EXERCISE BRIEF →
Your answer is a copy of every line in the records where "icon" appears.
+++ AVAILABLE RECORDS +++
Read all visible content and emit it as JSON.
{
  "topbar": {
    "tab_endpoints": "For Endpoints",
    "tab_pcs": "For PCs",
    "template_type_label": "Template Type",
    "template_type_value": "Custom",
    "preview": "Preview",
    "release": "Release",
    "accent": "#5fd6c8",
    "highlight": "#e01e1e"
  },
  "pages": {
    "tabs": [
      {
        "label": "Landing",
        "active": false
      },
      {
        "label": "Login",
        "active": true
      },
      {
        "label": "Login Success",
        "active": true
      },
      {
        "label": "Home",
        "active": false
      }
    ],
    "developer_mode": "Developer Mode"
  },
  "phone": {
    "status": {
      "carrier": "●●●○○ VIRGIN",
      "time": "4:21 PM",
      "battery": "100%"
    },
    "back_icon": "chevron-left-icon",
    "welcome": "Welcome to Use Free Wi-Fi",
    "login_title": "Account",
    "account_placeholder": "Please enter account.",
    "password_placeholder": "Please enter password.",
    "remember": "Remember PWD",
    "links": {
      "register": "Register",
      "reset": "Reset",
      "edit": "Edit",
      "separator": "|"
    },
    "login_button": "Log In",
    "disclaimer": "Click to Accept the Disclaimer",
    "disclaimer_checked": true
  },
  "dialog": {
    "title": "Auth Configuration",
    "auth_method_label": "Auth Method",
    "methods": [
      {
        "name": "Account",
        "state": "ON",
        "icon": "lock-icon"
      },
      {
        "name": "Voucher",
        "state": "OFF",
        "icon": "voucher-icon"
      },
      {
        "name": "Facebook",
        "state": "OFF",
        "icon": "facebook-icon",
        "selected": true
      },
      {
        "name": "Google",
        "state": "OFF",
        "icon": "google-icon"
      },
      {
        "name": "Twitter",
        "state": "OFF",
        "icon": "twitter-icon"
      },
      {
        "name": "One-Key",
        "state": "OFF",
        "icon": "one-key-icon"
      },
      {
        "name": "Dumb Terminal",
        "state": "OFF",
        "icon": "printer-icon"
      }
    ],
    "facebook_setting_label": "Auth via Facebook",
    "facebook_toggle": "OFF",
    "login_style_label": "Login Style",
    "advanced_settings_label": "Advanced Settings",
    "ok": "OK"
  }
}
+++
WRITTEN RESPONSE →
    "back_icon": "chevron-left-icon",
        "icon": "lock-icon"
        "icon": "voucher-icon"
        "icon": "facebook-icon",
        "icon": "google-icon"
        "icon": "twitter-icon"
        "icon": "one-key-icon"
        "icon": "printer-icon"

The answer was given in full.